A lawsuit filed last week on behalf of a 13-year-old female New Jersey student alleged that her school knew of an inappropriate relationship she had with a teacher and did not take sufficient action to prevent it, NJ.com reported Thursday.

The lawsuit claimed some teachers, principals and school administrators of the Vineland School District in Cumberland County knew that Rossi Intermediate School teacher Richard F. Super  was sending the female student messages of “a sexual nature” prior to his arrest in June 2016 and two months after the pair began corresponding.

Super, 36, would bring the student breakfast, sit with her at lunch, talk to her via email and give her extra attention in class, according to the lawsuit. During one such communication, the student told Super they were “naked buddies.” Super was charged with endangering the welfare of a child. 

The conversation is transcribed below:

Super: "Just took off my sweatpants and shirt. Lol nah just chilling taking to you. Sweating lol"

Student: "YAY we’re naked buddies!! Watt r u doing having fun?"

Super: "Loads and lods of fun!!"

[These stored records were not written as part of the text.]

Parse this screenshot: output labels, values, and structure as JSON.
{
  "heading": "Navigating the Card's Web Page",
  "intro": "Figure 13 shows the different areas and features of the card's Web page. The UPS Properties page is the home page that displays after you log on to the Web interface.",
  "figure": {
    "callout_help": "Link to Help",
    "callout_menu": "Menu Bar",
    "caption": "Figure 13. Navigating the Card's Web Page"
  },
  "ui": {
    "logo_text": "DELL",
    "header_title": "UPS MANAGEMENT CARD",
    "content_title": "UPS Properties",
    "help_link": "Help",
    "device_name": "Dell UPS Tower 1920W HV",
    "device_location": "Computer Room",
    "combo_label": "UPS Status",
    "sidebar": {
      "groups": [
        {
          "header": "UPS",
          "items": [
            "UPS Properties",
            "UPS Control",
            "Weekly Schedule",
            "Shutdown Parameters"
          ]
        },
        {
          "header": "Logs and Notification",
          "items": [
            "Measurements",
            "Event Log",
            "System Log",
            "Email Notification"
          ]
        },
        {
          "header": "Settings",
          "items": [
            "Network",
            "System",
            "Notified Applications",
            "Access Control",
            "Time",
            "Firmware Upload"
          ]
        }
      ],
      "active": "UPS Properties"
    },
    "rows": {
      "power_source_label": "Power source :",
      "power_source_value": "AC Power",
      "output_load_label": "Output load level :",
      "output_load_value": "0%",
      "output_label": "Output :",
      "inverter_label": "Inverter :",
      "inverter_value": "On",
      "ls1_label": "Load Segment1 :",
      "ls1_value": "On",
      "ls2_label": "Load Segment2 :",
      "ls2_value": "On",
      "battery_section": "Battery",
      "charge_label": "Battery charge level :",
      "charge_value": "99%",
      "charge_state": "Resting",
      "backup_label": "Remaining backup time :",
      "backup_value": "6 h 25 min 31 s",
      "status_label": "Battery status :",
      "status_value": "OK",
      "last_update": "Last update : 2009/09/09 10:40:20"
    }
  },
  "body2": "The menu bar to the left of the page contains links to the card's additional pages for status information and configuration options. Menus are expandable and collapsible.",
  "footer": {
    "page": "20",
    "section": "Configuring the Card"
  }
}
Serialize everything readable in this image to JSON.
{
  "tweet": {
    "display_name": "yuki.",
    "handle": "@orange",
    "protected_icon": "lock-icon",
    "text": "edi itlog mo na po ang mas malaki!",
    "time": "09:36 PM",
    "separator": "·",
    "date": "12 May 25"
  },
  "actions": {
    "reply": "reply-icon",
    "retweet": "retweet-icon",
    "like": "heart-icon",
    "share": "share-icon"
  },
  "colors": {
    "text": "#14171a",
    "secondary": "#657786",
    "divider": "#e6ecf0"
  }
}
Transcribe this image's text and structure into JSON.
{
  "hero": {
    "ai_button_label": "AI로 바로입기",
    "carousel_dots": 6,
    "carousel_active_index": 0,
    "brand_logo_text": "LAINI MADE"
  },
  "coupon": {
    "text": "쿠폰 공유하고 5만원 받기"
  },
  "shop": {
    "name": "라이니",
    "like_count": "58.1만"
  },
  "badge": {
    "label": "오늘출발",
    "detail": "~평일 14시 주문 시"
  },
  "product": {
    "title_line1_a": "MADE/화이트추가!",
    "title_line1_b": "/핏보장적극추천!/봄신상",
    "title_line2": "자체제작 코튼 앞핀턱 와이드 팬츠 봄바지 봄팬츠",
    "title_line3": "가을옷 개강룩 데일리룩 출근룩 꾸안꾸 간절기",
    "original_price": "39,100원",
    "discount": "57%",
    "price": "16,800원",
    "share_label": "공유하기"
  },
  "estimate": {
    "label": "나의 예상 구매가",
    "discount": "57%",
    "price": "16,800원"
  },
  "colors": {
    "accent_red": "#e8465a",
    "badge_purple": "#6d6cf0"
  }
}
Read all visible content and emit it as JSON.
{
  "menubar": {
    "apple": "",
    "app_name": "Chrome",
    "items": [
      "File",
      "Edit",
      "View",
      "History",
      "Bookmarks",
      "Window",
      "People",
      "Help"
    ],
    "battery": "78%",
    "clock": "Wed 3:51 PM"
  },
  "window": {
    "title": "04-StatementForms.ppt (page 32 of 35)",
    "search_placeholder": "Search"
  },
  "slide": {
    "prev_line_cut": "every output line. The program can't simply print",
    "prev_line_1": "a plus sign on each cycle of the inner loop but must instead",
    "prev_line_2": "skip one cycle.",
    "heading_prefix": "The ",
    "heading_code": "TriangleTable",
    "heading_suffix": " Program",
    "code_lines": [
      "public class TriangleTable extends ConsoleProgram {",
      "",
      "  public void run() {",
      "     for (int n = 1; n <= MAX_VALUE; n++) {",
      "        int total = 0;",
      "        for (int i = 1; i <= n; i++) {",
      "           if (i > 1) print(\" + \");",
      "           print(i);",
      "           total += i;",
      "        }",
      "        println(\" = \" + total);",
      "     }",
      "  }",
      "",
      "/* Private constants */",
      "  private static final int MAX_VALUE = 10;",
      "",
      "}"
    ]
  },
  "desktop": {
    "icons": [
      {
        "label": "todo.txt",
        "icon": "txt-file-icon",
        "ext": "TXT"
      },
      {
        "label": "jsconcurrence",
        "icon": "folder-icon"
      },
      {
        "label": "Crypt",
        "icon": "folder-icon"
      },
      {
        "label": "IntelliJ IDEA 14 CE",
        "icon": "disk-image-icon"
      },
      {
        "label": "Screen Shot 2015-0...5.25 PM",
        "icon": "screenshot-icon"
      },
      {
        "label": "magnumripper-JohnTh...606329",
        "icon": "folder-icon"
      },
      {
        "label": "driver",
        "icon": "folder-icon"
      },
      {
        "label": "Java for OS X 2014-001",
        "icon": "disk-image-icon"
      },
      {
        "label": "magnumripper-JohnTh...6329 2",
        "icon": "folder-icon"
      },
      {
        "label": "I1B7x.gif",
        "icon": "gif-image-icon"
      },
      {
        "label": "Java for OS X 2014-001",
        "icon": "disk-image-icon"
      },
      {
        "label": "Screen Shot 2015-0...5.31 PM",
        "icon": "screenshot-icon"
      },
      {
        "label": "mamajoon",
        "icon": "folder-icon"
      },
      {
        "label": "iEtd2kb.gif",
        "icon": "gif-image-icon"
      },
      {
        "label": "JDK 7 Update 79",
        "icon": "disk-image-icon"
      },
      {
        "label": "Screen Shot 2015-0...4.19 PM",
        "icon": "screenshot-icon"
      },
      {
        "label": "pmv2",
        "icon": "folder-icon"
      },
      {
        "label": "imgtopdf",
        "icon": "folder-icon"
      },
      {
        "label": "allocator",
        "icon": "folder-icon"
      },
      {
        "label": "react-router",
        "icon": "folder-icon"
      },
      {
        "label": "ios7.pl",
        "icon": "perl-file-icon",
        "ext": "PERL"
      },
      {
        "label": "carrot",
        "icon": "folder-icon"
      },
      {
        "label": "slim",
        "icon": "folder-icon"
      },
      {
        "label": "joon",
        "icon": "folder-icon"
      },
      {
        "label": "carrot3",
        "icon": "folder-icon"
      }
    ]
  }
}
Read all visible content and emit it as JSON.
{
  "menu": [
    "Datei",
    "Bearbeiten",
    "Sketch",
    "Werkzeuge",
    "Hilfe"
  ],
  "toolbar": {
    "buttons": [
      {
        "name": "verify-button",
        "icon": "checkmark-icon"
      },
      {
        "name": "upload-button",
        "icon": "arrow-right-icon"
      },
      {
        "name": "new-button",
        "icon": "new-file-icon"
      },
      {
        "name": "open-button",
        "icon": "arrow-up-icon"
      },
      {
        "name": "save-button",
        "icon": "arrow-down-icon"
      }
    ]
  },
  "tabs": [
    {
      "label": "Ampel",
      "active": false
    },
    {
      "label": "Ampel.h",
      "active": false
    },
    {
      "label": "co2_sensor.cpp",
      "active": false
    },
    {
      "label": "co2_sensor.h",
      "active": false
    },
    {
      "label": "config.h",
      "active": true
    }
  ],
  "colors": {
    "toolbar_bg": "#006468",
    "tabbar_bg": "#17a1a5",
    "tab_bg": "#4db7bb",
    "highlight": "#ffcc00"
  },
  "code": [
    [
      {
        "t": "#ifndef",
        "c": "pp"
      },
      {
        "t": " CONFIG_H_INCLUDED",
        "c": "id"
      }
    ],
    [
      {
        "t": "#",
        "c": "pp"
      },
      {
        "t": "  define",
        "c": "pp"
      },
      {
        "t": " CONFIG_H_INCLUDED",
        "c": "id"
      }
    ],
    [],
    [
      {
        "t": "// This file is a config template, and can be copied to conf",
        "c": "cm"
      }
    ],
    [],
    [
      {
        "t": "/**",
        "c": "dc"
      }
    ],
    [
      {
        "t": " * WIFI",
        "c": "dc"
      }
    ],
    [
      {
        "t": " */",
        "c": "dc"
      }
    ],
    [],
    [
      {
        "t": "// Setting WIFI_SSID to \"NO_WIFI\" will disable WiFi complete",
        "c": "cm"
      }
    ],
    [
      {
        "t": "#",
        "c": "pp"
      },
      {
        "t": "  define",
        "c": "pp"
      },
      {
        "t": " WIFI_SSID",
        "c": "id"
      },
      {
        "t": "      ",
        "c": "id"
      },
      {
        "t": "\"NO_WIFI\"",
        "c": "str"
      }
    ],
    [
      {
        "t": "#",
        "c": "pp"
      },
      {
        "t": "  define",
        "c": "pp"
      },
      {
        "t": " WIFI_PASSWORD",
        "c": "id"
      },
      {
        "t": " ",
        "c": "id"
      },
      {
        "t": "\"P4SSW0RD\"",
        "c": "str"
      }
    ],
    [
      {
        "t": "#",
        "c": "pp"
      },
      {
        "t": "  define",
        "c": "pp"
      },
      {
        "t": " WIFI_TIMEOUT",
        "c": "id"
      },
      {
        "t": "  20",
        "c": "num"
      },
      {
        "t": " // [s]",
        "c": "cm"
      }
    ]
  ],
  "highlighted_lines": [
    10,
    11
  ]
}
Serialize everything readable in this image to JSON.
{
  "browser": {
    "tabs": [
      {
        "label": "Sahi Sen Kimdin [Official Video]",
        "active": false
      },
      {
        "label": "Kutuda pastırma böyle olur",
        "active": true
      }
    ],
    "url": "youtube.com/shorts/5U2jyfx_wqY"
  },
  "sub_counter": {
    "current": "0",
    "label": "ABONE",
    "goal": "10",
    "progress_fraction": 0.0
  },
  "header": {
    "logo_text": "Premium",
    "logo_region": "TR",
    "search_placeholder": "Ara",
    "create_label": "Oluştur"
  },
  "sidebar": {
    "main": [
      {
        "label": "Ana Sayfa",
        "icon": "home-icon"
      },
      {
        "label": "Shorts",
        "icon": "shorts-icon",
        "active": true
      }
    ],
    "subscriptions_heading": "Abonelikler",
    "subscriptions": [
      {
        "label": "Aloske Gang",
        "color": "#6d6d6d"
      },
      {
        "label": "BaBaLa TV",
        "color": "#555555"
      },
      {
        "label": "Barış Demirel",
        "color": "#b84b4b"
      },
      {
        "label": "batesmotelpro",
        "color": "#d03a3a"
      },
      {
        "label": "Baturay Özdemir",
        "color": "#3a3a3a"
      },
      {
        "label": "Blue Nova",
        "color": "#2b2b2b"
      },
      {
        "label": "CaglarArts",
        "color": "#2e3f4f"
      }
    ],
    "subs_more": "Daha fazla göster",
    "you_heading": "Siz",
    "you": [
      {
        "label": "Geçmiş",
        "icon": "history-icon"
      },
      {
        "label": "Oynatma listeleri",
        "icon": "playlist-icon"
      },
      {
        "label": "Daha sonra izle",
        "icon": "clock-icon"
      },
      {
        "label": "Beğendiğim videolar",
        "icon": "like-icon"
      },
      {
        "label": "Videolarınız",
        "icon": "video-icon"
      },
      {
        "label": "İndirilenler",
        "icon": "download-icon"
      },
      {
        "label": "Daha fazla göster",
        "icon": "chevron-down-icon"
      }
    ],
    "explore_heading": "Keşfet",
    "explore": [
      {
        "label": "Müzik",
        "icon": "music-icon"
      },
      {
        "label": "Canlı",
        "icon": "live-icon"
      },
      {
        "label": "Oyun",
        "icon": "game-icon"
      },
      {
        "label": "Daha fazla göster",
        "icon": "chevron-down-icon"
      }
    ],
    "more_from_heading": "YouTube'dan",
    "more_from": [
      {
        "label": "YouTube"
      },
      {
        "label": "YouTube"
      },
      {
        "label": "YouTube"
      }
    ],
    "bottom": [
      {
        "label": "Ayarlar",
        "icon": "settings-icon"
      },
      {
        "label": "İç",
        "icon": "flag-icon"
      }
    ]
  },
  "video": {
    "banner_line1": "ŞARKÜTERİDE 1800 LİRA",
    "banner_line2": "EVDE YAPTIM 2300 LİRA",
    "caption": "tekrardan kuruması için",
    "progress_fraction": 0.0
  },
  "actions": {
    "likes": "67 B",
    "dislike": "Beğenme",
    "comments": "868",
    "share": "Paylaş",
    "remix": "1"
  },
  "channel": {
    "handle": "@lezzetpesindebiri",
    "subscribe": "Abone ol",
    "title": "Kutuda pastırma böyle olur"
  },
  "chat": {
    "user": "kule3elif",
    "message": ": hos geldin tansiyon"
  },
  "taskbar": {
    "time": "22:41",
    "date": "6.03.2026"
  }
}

richard super Richard Super, 36, a former teacher at a New Jersey school was sentenced to two years of probation time for sending inappropriate emails with a student. A lawsuit is being filed against the Vineland school district, claiming it did not take adequate actions to protect the student. Photo: Cumberland County Prosecutor's Office

The student was reportedly suffering from anxiety, depression and post-traumatic stress disorder.

“While the ex-teacher has been prosecuted, the full measure of justice requires that those who failed to protect this young, vulnerable victim— who is emotionally scarred for life— be held accountable,” said Paul R. D’Amato, the student's legal representative. “We hope to ensure that what happened to our client never happens again.”

The Cumberland County Prosecutor’s Office discovered around 4,600 emails between Super and the student. The messages were sent and received via a school-issued email account, an aspect of the situation discussed in the lawsuit, which claimed that the district could have protected the student by using email monitoring software to pick up the inappropriate language. 

Super was placed on paid leave until September 2016, when he resigned from his job. He pleaded guilty to fourth-degree cruelty and neglect to children in May 2017. Super would later receive a two-year probation sentence and had his teaching license revoked. The lawsuit stated various students and teachers knew of Super’s actions toward the student and notified upper administration, who allegedly did not investigate the claims. One month prior to Super’s arrest, the school’s principal, Tammy Monahan, met with Super and told him his behavior with the student “did not seem appropriate,” according to the lawsuit.

Joseph Rossi, Vineland School District executive director of personnel, said the district has knowledge of the lawsuit. The district has reportedly cooperated, handed over documents and readied themselves with legal counsel. The student also requested compensatory damages, punitive damages and payment of her medical bills.